Immigration compliance and employment discrimination related to immigration compliance can put employers between a rock and a hard place. As more states require E-verify and the feds are ramping up enforcement against employers who misuse E-verify, it's important to get the facts.
Here are some basics for those who use E-verify:
- Employers must still complete I-9 forms.
- All new hires must be entered within three days of starting work.
- All new hires must be entered into the E-verify system for confirmation of eligibility to work, not just some of them.
- Employers cannot use E-verify to screen existing employees UNLESS a company been awarded a federal contract on or after September 8, 2009, that contains the Federal Acquisition Regulation (FAR) E-Verify clause (see more online).

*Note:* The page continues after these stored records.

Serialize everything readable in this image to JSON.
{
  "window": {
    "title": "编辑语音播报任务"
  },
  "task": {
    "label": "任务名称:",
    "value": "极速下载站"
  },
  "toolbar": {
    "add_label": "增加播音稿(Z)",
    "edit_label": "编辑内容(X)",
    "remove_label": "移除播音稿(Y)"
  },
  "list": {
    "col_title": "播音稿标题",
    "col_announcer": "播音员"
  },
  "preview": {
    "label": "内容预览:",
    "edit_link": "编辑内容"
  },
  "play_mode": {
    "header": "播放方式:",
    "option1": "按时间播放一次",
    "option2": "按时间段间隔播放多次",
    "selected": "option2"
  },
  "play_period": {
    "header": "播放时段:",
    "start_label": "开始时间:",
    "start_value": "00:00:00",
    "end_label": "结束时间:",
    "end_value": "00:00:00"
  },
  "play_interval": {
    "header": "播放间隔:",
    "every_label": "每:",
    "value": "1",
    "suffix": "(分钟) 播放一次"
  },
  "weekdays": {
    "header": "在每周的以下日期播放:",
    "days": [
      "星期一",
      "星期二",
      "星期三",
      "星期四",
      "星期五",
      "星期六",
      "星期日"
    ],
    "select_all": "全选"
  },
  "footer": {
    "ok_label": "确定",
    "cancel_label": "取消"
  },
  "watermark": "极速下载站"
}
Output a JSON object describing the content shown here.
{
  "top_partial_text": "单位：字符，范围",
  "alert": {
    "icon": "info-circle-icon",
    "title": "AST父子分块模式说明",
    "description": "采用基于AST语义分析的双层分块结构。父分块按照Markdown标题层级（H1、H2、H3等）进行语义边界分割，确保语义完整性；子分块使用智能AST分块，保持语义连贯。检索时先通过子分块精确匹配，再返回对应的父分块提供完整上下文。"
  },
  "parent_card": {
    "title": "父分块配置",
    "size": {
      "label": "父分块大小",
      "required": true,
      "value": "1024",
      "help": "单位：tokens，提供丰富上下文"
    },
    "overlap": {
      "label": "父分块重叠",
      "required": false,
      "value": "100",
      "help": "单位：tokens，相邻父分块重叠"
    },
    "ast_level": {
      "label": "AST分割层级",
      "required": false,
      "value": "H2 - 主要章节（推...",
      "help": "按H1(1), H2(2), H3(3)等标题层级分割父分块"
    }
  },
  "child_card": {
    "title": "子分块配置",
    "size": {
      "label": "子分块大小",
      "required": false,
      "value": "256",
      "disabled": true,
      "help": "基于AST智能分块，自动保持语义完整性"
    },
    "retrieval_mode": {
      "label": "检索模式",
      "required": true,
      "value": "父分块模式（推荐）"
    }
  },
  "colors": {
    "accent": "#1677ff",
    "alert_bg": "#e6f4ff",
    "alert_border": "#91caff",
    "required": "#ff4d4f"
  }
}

- E-verify notifications of work eligibility are NOT determinations of a new hire's immigration status. That's not a matter for employers to decide, so don't play cop or make assumptions.
- When you receive a TNC (Tentative Non-Confirmation) notice from the system, be sure to print the notice, provide a copy to the employee and follow the directions. There are employer-specific instructions, as well as instructions for the new hire to follow.
- Log in to E-verify on a daily basis to check for updates on new hires until cases are resolved.
But there's a lot of other information that you need to know, so don't take this article as a definitive answer about the system, rather use it as an invitation to learn more about it if you're not using it - or to brush up on what you know if you are a current E-verify user.
The U.S. Customs and Immigration Services website has a helpful Question and Answer webpage as well as online webinars for those who want to know more about the system. The Justice Department has a useful online Dos and Don'ts resource as well.